* Listed records *
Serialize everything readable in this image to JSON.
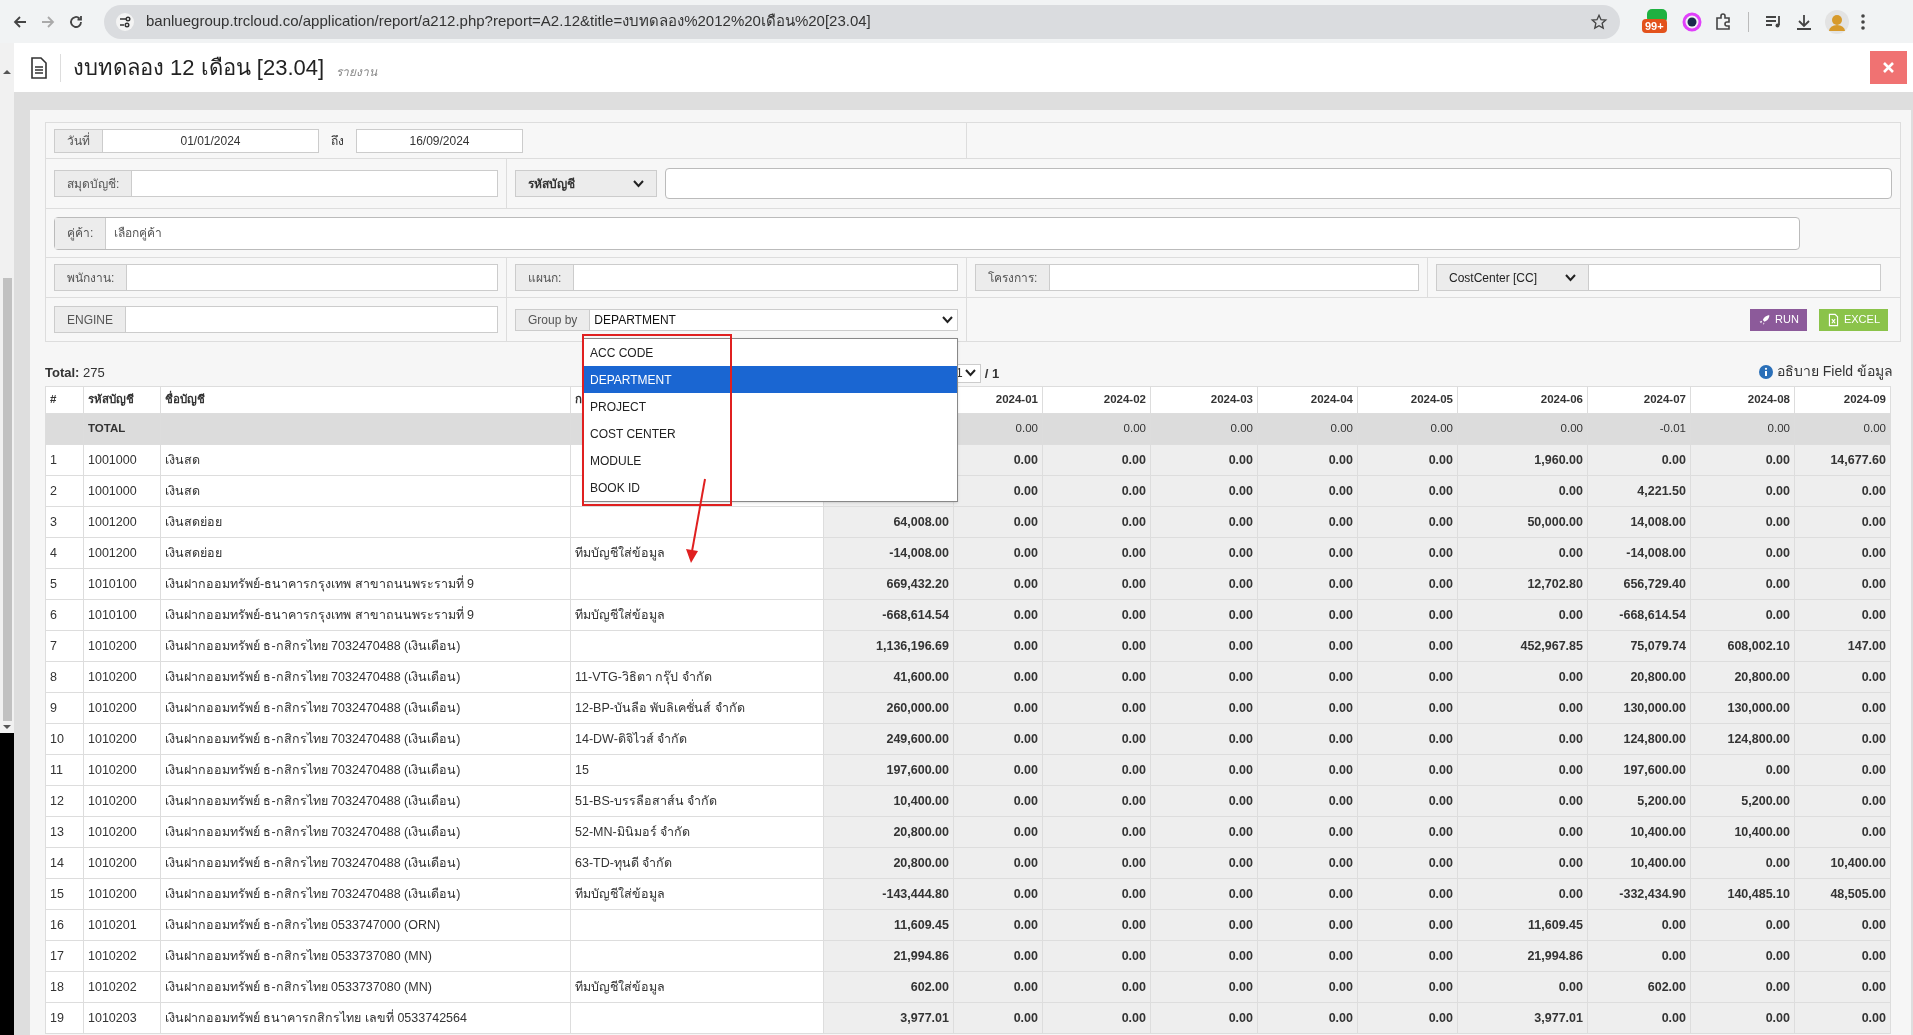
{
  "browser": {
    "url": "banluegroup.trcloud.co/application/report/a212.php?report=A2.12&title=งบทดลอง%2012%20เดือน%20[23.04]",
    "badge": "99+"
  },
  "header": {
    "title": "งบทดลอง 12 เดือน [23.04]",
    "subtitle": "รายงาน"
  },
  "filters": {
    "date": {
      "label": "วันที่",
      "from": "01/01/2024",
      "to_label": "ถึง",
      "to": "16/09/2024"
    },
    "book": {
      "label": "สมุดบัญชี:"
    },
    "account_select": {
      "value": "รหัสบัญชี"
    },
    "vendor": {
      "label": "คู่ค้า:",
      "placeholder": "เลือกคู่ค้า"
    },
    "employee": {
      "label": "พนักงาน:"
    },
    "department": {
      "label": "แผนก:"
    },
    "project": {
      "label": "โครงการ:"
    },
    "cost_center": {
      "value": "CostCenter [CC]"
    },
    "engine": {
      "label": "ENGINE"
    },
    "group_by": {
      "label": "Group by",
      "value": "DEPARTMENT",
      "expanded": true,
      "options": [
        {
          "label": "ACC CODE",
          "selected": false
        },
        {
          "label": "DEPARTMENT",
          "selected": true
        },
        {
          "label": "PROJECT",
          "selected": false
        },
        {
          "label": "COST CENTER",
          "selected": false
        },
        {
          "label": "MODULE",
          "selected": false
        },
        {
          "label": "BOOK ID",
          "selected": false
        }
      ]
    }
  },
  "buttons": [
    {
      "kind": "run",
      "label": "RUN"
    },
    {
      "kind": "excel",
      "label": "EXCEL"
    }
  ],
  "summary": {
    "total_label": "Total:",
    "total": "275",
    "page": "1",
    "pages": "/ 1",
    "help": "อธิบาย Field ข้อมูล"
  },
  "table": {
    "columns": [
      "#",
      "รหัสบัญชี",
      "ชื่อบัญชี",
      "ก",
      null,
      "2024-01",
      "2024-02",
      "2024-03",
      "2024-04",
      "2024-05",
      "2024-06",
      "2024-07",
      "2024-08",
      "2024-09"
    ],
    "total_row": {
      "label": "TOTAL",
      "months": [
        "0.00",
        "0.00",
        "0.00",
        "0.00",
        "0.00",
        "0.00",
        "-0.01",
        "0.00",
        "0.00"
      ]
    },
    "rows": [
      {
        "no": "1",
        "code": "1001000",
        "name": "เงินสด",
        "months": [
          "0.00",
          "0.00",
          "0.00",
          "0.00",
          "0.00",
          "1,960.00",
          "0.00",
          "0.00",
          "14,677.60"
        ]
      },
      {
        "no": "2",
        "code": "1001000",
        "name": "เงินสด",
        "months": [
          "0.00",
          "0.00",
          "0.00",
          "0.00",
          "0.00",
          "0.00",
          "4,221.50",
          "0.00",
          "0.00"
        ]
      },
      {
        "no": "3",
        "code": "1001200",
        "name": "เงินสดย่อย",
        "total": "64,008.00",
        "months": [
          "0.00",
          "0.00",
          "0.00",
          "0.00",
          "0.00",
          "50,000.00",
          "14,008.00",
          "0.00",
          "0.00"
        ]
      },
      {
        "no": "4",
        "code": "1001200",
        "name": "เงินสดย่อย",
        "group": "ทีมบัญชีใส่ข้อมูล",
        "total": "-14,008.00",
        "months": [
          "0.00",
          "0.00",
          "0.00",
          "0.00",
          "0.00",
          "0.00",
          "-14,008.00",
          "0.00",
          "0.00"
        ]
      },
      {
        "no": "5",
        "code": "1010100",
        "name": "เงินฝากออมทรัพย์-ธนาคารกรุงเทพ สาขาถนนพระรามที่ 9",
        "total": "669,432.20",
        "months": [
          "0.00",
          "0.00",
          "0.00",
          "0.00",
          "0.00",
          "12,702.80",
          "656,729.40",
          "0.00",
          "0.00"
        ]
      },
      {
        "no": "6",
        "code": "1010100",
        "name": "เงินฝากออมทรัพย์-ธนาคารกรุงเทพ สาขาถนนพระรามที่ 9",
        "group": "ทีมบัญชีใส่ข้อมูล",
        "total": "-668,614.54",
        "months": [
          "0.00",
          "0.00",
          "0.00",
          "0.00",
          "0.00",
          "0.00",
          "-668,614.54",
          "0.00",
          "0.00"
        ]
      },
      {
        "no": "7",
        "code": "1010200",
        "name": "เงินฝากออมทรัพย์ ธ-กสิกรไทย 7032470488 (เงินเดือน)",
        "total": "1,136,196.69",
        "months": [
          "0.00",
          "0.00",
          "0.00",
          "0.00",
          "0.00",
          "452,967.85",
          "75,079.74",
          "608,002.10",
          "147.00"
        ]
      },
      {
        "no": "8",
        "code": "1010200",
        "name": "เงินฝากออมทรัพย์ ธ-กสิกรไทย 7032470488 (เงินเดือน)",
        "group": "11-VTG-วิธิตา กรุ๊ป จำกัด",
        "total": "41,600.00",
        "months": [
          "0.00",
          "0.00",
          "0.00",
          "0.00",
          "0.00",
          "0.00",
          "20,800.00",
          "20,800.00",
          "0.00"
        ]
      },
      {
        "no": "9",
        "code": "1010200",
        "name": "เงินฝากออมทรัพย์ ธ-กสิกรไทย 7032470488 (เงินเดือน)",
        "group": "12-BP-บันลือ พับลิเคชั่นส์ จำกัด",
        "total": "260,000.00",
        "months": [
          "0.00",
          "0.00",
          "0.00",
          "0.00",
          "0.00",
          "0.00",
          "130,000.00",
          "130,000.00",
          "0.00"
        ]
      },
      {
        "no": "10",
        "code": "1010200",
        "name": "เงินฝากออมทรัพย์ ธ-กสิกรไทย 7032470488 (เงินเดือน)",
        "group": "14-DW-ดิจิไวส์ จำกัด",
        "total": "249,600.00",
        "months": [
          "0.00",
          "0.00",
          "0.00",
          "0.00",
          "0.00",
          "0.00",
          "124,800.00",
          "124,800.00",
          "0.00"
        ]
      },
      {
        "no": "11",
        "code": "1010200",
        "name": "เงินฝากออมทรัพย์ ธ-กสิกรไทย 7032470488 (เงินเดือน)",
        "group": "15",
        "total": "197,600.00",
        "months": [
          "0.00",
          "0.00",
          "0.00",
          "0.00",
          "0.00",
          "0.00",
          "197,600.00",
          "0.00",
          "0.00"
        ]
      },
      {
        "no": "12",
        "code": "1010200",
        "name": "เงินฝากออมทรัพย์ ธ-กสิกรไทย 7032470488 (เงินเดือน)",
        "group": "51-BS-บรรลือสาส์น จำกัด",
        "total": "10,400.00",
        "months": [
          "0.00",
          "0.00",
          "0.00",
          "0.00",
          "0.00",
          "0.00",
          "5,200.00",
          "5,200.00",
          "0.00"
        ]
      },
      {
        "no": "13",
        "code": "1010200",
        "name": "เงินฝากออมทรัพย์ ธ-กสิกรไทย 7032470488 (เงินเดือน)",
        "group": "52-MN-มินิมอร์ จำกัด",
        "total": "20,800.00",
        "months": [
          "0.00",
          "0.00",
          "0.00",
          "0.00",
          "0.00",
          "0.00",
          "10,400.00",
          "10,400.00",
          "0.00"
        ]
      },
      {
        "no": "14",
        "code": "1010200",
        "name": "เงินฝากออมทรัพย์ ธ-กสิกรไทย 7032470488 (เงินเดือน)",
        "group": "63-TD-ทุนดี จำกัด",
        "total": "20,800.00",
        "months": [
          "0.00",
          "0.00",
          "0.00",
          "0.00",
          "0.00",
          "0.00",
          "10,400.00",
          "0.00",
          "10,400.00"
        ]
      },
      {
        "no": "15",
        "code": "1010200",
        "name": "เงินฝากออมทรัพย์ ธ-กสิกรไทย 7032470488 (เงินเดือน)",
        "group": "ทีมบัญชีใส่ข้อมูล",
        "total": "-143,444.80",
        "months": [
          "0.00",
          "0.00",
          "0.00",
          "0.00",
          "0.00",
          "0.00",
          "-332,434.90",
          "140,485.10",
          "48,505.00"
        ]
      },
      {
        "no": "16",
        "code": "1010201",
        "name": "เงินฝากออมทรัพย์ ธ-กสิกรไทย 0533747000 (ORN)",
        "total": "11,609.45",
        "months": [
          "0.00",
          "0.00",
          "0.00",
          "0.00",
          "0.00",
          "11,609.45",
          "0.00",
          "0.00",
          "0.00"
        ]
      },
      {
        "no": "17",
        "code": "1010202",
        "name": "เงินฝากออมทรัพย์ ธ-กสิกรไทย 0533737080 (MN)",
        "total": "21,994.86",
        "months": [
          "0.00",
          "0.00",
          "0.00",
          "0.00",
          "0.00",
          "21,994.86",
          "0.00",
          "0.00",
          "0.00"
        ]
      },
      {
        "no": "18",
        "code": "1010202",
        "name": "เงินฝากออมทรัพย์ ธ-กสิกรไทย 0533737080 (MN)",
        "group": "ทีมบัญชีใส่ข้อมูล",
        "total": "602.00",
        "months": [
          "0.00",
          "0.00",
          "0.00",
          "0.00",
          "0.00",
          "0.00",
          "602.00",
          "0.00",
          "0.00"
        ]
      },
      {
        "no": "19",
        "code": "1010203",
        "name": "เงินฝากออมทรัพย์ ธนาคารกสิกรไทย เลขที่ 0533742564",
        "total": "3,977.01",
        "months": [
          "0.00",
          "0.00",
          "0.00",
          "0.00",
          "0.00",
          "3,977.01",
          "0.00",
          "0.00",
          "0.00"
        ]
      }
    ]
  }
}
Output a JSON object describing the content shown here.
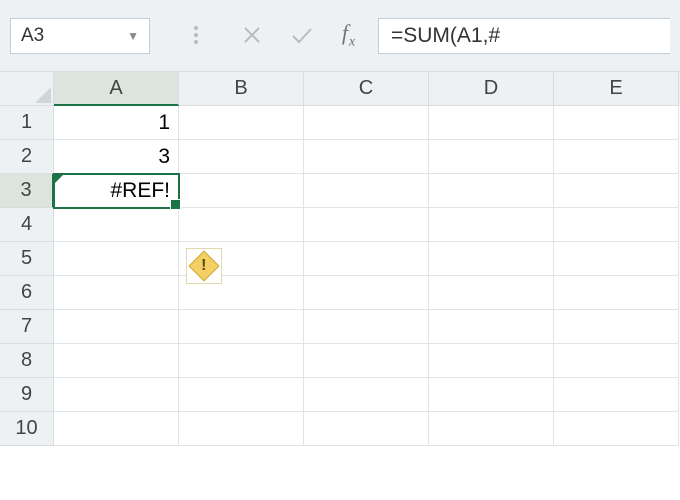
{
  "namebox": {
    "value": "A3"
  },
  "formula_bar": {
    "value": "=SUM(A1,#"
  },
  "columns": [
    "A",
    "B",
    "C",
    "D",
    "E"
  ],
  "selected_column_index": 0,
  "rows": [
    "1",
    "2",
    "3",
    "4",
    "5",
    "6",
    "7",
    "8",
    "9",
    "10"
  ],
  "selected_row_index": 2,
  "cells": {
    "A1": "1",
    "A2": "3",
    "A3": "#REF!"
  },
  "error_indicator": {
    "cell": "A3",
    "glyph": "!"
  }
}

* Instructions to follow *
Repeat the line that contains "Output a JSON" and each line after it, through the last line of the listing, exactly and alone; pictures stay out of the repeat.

* Exercise output *
Output a JSON object describing the content shown here.
{
  "namebox": {
    "value": "A3"
  },
  "formula_bar": {
    "value": "=SUM(A1,#"
  },
  "columns": [
    "A",
    "B",
    "C",
    "D",
    "E"
  ],
  "selected_column_index": 0,
  "rows": [
    "1",
    "2",
    "3",
    "4",
    "5",
    "6",
    "7",
    "8",
    "9",
    "10"
  ],
  "selected_row_index": 2,
  "cells": {
    "A1": "1",
    "A2": "3",
    "A3": "#REF!"
  },
  "error_indicator": {
    "cell": "A3",
    "glyph": "!"
  }
}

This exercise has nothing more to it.